Did Cameron really secure a good deal? UK Prime Minister David Cameron and UK Chancellor George Osborne appear to be delighted describing it as a ‘success’. This has caused uproar from the public and in particular small to medium sized businesses. Google have managed to secure a deal with HMRC for £130 million, however, it is believed that this is only a small proportion of what they should have paid. Hence, the UK accounts for ‘around 10% of Google's global revenues, but the tech giant says UK profits, which is how corporation tax is calculated, are low’ report the BBC. UK Shadow Chancellor John McDonnell has called for the release of the details of how the deal was formed.
In other business news, Iran has agreed to buy ‘buy 118 Airbus planes worth $25bn (€22bn; £17.4bn) at list prices in one of the biggest deals signed since Western sanctions against Tehran were lifted’ reports the BBC. However, this deal will only be passed providing US approval as 10% of the parts come from the US. For more information read the BBC news article.
…It once again hits the headlines. Following the bond issue of ABInBev it has now been reported that the brewer will no longer need the historic loan of $75 billion which it managed to secure. Therefore, it has cancelled according to Reuters $42.5 billion. This has been accomplished not only through the $47 billion raised from ‘the net proceeds from a $46 billion bond insurance’ but also the ‘$1.47 billion Formosa deal.’ It is interesting to see how this deal has been financed through both debt and equity.
Michael Schuman writes a report for Bloomberg this week confirming and suggesting worldwide fears concerning a Chinese financial crisis. The Beijing based journalist suggests that the combination of the weakening currency and the political leadership are causing doubts amongst investors which are unlikely to dissolve quickly as the solutions which the Chinese government are enforcing are very short term.

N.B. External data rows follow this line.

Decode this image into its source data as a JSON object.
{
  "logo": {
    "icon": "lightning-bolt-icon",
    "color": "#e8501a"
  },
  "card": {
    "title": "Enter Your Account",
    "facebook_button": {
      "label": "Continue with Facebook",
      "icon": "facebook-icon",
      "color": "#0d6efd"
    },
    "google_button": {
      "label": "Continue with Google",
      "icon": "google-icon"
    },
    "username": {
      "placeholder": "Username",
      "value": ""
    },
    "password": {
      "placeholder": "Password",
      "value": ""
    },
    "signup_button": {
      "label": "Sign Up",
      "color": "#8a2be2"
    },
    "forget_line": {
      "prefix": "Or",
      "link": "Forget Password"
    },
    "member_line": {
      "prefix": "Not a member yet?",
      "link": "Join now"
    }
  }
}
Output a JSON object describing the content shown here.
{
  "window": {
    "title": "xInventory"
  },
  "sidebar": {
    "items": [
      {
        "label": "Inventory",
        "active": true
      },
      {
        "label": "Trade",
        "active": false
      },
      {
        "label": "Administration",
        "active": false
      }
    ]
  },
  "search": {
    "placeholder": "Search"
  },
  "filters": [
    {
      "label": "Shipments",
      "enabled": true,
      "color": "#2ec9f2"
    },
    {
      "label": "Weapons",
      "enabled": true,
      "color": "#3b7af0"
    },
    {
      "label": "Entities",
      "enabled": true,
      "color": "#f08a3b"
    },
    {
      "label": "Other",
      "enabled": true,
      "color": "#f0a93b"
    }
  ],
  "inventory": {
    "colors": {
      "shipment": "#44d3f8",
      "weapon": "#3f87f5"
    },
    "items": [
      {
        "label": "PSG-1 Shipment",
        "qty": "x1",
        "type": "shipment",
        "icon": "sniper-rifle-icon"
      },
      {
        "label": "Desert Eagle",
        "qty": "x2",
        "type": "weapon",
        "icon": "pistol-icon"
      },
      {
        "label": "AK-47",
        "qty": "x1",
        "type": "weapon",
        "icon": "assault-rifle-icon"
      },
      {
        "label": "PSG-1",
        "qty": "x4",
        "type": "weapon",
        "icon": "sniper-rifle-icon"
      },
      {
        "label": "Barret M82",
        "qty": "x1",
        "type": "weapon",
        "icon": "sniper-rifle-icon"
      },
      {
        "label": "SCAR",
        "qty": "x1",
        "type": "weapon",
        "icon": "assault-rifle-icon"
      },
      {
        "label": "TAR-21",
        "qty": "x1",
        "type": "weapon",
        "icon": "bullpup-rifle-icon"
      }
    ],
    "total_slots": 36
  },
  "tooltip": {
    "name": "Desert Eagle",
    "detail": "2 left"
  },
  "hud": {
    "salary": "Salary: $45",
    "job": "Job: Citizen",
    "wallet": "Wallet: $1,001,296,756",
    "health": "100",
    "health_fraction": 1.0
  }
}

On the other side of the Pacific in America, the economic situation does not appear to be as stable as one predicted at the end of 2015. The rising interest rates may have led the world into a false sense of security about how the health of the US economy. This is partly due to the over-supply of oil in the market which has led to ‘oil major Chevron (CVX.N) report[ing] its first quarterly loss in more than 13 years’ according to Reuters. Although some companies have managed to report increases much of this has been achieved through cuts in costs.
The impact is being felt! A couple of weeks ago we reported that BP are cutting thousands of jobs and now the Guardian reports that BP are expected to announce a 70% collapse in profits. The Guardian explains that ‘the headline figures will be [in an] even worse once one-off charges are included’ and that ‘City energy analysts predict the British oil company will report that earnings in the last quarter of 2015 fell to $730m (£514m), from $2.2bn a year earlier.’ With the continuing fall in oil prices, will this become a trend amongst other oil producers and suppliers?